[Problem to solve]: Your answer is one number: the count of lines below that hold the word "screenshot".

[Material provided]:
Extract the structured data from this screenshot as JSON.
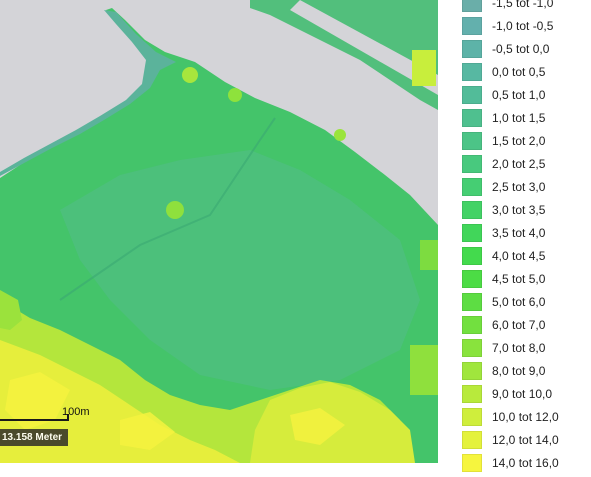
{
  "map": {
    "scale": {
      "label": "100m"
    },
    "measurement": {
      "text": "13.158 Meter"
    }
  },
  "legend": {
    "items": [
      {
        "label": "-1,5 tot -1,0",
        "color": "#6aaea9"
      },
      {
        "label": "-1,0 tot -0,5",
        "color": "#63b0ad"
      },
      {
        "label": "-0,5 tot 0,0",
        "color": "#5db3a8"
      },
      {
        "label": "0,0 tot 0,5",
        "color": "#57b8a2"
      },
      {
        "label": "0,5 tot 1,0",
        "color": "#52bc99"
      },
      {
        "label": "1,0 tot 1,5",
        "color": "#4fc08f"
      },
      {
        "label": "1,5 tot 2,0",
        "color": "#4cc487"
      },
      {
        "label": "2,0 tot 2,5",
        "color": "#48c97e"
      },
      {
        "label": "2,5 tot 3,0",
        "color": "#45ce73"
      },
      {
        "label": "3,0 tot 3,5",
        "color": "#43d266"
      },
      {
        "label": "3,5 tot 4,0",
        "color": "#41d65a"
      },
      {
        "label": "4,0 tot 4,5",
        "color": "#43da4d"
      },
      {
        "label": "4,5 tot 5,0",
        "color": "#4cdc45"
      },
      {
        "label": "5,0 tot 6,0",
        "color": "#5ddd43"
      },
      {
        "label": "6,0 tot 7,0",
        "color": "#72e03f"
      },
      {
        "label": "7,0 tot 8,0",
        "color": "#89e33d"
      },
      {
        "label": "8,0 tot 9,0",
        "color": "#a0e63d"
      },
      {
        "label": "9,0 tot 10,0",
        "color": "#b8ea3c"
      },
      {
        "label": "10,0 tot 12,0",
        "color": "#cfee3c"
      },
      {
        "label": "12,0 tot 14,0",
        "color": "#e4f23c"
      },
      {
        "label": "14,0 tot 16,0",
        "color": "#f6f53e"
      }
    ]
  }
}
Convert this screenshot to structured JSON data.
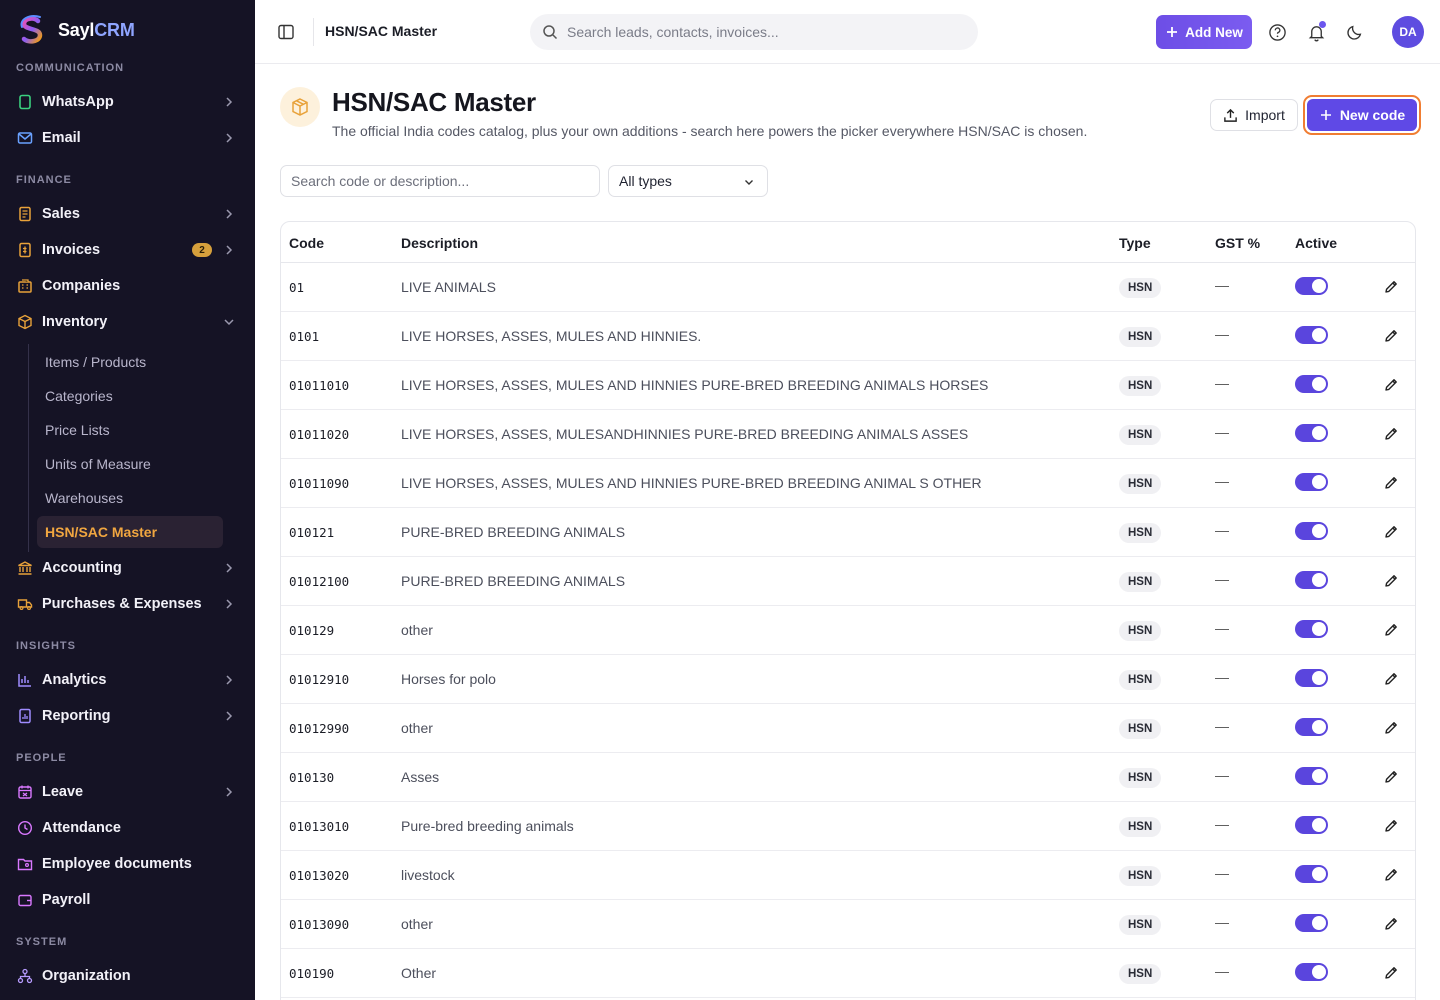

[Response to the task]: 2